►
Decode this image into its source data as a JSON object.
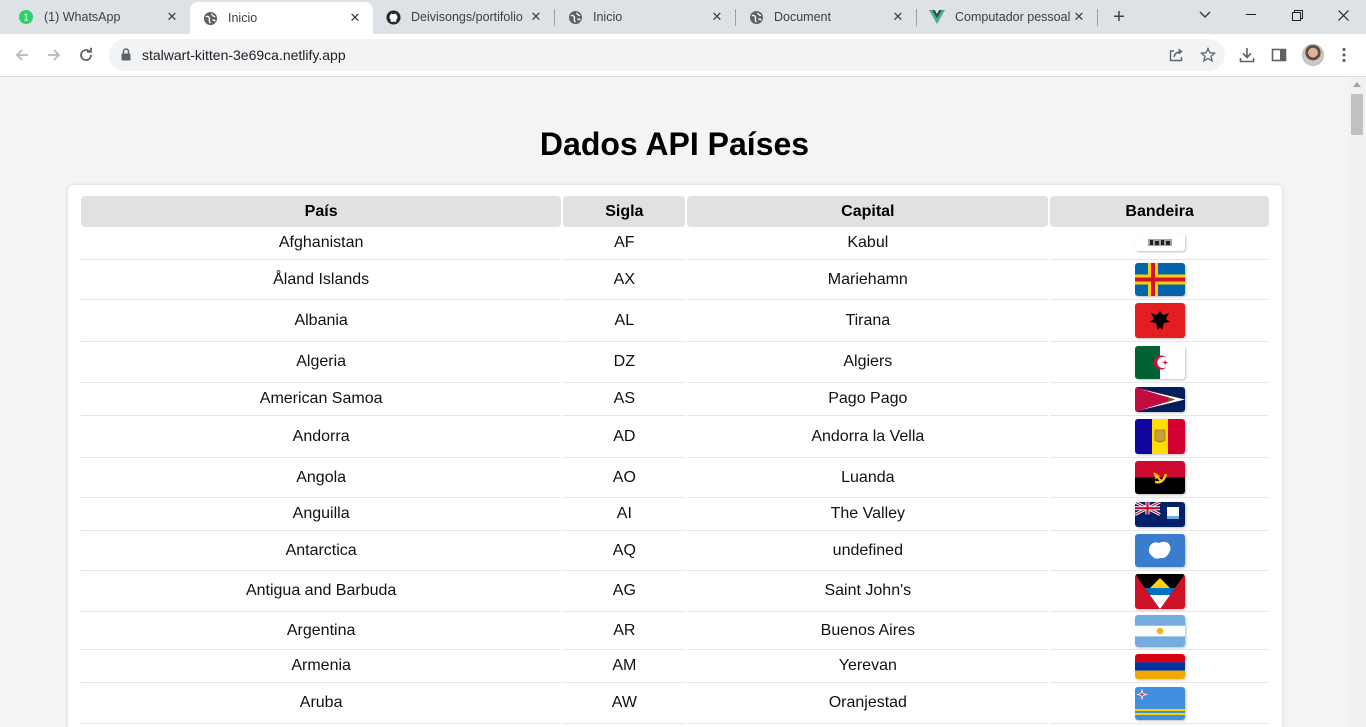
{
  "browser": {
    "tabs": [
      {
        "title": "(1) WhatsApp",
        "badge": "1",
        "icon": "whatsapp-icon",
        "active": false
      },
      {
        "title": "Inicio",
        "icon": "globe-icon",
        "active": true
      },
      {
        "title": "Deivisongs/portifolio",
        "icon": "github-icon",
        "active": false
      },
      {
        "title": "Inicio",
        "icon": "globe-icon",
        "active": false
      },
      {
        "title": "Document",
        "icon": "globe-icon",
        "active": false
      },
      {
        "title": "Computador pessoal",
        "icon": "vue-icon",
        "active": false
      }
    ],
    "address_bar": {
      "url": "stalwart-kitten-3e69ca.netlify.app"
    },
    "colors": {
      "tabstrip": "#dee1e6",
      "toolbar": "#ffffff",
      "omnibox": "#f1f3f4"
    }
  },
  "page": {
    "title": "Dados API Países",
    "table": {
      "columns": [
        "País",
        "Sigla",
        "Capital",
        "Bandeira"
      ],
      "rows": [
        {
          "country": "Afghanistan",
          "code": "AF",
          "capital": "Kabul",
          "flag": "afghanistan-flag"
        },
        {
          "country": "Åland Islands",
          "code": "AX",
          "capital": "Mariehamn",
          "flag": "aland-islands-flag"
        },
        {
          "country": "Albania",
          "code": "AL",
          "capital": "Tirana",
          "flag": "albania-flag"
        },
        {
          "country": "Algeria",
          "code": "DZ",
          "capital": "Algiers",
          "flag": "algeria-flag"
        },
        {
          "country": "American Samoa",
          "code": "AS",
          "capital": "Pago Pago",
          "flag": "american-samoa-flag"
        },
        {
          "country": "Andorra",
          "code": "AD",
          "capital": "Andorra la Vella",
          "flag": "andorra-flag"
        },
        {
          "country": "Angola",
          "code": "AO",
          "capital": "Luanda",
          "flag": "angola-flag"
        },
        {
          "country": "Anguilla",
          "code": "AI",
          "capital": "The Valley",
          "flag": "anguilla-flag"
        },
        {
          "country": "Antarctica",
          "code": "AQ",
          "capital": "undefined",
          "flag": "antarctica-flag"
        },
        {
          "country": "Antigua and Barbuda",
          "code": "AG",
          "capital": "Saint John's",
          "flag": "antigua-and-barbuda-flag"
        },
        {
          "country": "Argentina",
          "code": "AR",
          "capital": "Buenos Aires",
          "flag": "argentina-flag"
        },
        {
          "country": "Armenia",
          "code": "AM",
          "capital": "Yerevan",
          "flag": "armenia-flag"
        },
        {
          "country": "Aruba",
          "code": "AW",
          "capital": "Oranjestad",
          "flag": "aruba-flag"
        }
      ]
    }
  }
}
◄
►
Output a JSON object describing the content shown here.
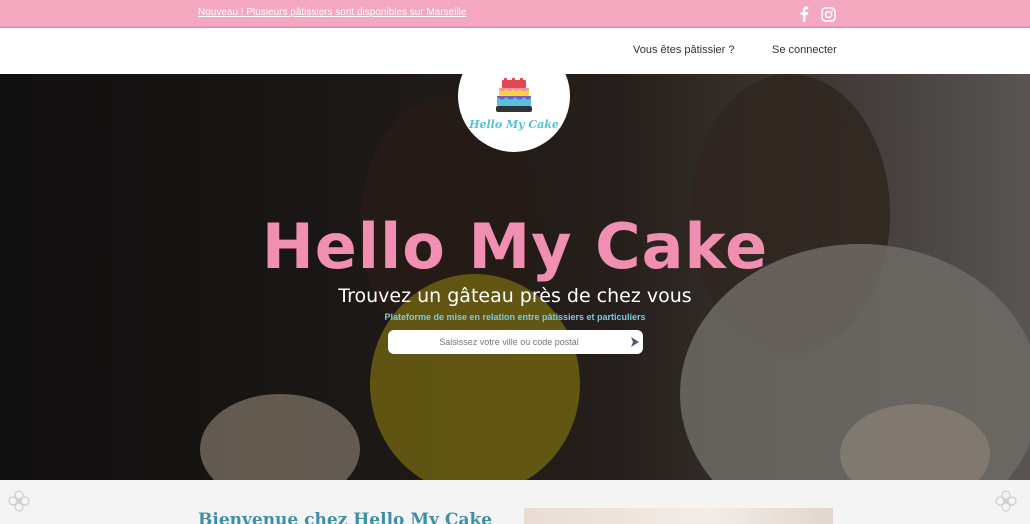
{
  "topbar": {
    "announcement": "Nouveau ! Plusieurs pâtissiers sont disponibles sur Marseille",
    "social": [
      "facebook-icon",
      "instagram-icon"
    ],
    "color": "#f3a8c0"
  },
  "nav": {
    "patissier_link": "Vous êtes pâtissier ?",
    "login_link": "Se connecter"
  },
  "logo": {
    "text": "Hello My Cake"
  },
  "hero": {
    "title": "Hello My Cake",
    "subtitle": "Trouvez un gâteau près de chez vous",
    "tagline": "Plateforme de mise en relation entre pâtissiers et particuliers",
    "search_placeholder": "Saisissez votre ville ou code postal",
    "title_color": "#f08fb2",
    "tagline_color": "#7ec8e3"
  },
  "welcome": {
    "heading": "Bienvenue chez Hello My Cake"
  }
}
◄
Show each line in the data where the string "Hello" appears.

    "text": "Hello My Cake"
    "title": "Hello My Cake",
    "heading": "Bienvenue chez Hello My Cake"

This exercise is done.